Let's just cut right to the big issues, set aside the myths and dive into the realities of the situation at Texas.
Myth Texas was a national title contender this season.
Reality It's natural to feel that way after the kind of invincible run we were on with Vince Young, but the expectation was misplaced. Now that all these games have played out, I think it's totally unreasonable to say Texas was going to beat Ohio State. They have a veteran quarterback, elite receivers, and a very solid offensive line. Beating them in game two, or game thirteen, wasn't going to happen this year.
The Lesson We have to measure the team's success in realistic terms. Some years, you're contending. Other years, you're building toward a run in another year. This was a building year. Let's just keep that in mind.
Reality Greg Davis had a bitch of a task this season in replacing a VY-led offense. He did exceptionally well in some regards, and poorly in others. I love analysis and love to get into the nitty gritty of what worked and what didn't. But bring your A-game analysis, BON-ers. Saying "Greg Davis sucks" is hollow. The level of discourse here is higher than that.
The Lesson Davis failed in two important areas: speeding up the adjustment of the offense to an ideal VY-less attack and, more fundamentally, in being too predictable. Let's start with the first criticism: face it, folks - the guy was between a rock and a hard place. On the one hand, the whole juggernaut was built around the quarterback playing from the gun. That wound up hurting our running game (see: horizontal running plays with no QB threat to run), but helped our passing game flourish. Trust me - if Davis had abandoned that for a more pro-style attack, Colt's effectiveness would have plummeted. He basically had to choose - abandon the gun and risk giving up this aerial prowess or stick with it and watch the running game suffer. I, for one, don't really fault him for choosing the latter.
To the other criticism: his predictability. Davis, like all of us, has blind spots. Close followers of this football team can predict what Davis is going to call, based on down, distance, and game situation. I think Davis has a very good offensive mind, but his self-awareness is limited. More so, I think it's fair to argue, than others. The consequence of that is his strengths are diminished significantly.

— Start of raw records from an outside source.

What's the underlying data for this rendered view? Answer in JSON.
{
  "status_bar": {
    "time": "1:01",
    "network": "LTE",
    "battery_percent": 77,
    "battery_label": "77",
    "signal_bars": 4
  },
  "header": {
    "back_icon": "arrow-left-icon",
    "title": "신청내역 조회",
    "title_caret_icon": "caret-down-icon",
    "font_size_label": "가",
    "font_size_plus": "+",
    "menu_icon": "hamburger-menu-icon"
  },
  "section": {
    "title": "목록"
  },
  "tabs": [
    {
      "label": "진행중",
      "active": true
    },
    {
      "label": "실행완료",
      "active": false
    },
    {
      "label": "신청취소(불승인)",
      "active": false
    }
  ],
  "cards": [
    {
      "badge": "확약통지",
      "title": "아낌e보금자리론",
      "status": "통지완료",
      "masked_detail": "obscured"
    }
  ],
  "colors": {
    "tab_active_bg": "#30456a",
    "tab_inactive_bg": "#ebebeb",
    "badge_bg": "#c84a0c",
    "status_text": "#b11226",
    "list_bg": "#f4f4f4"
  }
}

Now, the proper lesson is important here. It's not instructive to say "Greg Davis sucks and doesn't know offense." The man -does- know offense. It's more important that we take the more sophisticated analysis - that is, "Greg Davis is not overcoming his blind spots. He would benefit greatly from some fresh perspective to help mix up his play calling." There's a huge difference between the two criticisms, and it's one I insist we make. Calling out Davis' limitations is fine, so long as you're actually citing the right problems. Excessive generalizations about his competence are without merit and useless.
Myth The biggest area of concern is the running game... Well, the running game wasn't all that it could be this season, but I've already discussed the limitations of that critique. Further, we absolutely have to acknowledge that Greg Davis knows how to implement a power running attack. Davis had no trouble picking up yards on the ground when Cedric Benson was the tailback. Davis had to make a choice this year - and a tough one at that. I'm confident that he'll make positive adjustments to get the running game back to where it should be next season.

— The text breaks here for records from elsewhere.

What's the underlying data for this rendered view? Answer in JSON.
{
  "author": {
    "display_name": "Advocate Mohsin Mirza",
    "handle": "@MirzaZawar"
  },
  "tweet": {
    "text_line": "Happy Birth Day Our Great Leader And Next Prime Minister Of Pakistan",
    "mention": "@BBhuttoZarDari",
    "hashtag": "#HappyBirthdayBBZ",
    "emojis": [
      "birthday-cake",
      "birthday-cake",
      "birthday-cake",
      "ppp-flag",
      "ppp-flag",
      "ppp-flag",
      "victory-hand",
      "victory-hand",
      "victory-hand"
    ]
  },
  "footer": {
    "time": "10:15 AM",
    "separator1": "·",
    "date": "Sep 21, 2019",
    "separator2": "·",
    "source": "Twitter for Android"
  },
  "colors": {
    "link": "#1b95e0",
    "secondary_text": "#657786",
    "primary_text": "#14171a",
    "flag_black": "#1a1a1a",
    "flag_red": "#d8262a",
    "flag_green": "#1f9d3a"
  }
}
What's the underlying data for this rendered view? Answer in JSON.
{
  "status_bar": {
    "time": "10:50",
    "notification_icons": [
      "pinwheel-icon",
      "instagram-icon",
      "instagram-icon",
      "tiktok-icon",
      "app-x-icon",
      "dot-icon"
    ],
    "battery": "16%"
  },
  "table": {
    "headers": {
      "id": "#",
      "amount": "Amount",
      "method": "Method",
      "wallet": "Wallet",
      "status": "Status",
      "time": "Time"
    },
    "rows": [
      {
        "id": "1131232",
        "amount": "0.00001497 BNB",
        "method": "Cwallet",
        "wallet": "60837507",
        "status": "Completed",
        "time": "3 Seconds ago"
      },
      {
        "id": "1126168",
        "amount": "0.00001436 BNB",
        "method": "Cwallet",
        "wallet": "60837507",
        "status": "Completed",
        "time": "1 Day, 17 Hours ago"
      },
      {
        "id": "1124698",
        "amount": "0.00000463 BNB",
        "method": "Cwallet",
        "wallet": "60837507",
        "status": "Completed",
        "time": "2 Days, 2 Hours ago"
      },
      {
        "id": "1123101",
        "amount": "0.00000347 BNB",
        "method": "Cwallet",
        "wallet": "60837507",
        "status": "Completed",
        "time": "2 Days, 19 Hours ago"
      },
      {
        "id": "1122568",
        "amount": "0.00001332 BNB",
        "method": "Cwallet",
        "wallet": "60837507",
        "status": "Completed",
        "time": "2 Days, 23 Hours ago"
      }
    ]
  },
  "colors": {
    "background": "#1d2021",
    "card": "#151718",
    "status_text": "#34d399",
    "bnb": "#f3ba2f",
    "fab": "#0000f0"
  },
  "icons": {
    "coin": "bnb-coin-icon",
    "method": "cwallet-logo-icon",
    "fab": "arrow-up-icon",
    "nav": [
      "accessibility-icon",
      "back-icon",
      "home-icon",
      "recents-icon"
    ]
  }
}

Reality The biggest concern for this Texas Longhorn football team is at safety. After 27 years watching football, I become more and more convinced that it's the most important position on the entire field - at least on defense. Mike Griffin, who was an oustanding free safety with Michael Huff, failed to convert into an adequate strong safety. His brother Marcus, I'm convinced, isn't gifted enough to play at this level. That leaves a gaping hole at the most vital position on defense. Robert Joseph looks like he'll be a good one, but he's green. Who steps in alongside him? Melton? Jackson? Oduegwu? I think we can all agree that it's a huge question mark heading into 2007.

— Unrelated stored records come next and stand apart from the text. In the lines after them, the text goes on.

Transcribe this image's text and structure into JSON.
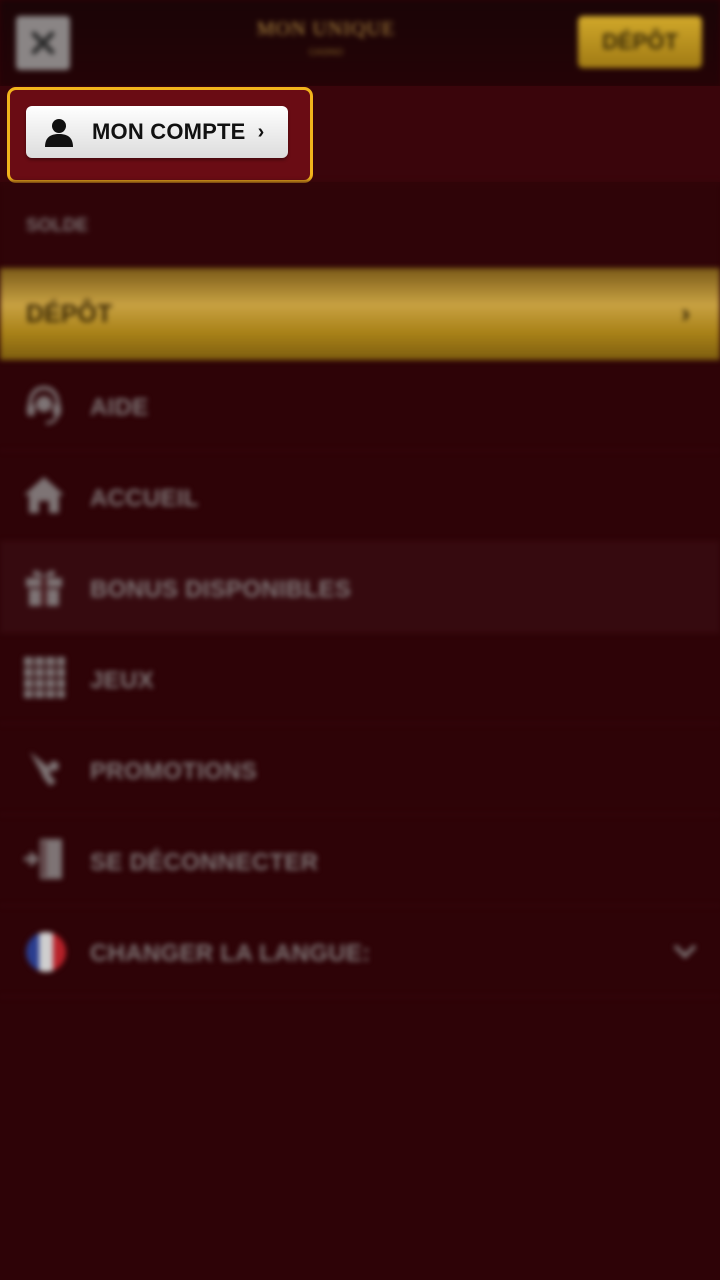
{
  "header": {
    "close_icon": "close-icon",
    "logo_text": "MON UNIQUE",
    "logo_sub": "CASINO",
    "deposit_label": "DÉPÔT"
  },
  "account": {
    "button_label": "MON COMPTE",
    "user_icon": "user-icon",
    "chevron": "›"
  },
  "balance": {
    "label": "SOLDE"
  },
  "deposit_banner": {
    "label": "DÉPÔT",
    "chevron": "›"
  },
  "menu": {
    "items": [
      {
        "label": "AIDE",
        "icon": "headset-icon"
      },
      {
        "label": "ACCUEIL",
        "icon": "home-icon"
      },
      {
        "label": "BONUS DISPONIBLES",
        "icon": "gift-icon"
      },
      {
        "label": "JEUX",
        "icon": "grid-icon"
      },
      {
        "label": "PROMOTIONS",
        "icon": "megaphone-icon"
      },
      {
        "label": "SE DÉCONNECTER",
        "icon": "logout-icon"
      },
      {
        "label": "CHANGER LA LANGUE:",
        "icon": "france-flag-icon"
      }
    ]
  },
  "colors": {
    "background": "#2e0307",
    "accent_gold": "#f2b41c",
    "deposit_gold": "#c8a142"
  }
}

The Lesson As we acknowledge Greg Davis' blindspots - we must be sure to recognize our own. As frustrating as it was that the running game never developed, that deficiency often blinded us from the real problem this year - which was on defense. Lashing out to point blame at folks is tempting when you don't win all your games, but it pays to think critically about what the team's worst problems were.
Reality Horseshit. Iowa came to play. They got healthy and they played at the level that we expected that team to for most of the season. That's a talented, experienced ball club that's well-coached and battle tested. Records can be deceiving, and you can throw out Iowa's 6-6 record.
The Lesson We took a close look at Iowa at BON and it was clear that a good football team lurked beneath the problems of their 2006 season. Analysis that begins and ends with a team's record is best left for folks that are only casually observing what's going on. Most of us here believe ourselves to be close observers of Texas football. I think that's true. But that brings an added responsibility to avoid the fantasies that beleaguer lesser fans. Texas beat a good football team - one that could have, with a few breaks the other way, gone 10-2 - not 6-6. Don't discredit Iowa or pretend that the win was meaningless. That was a good football game between two very good teams. Texas was a little better on paper, and they won. That's how it was supposed to go. The blowout fantasies were just that - wishful thinking.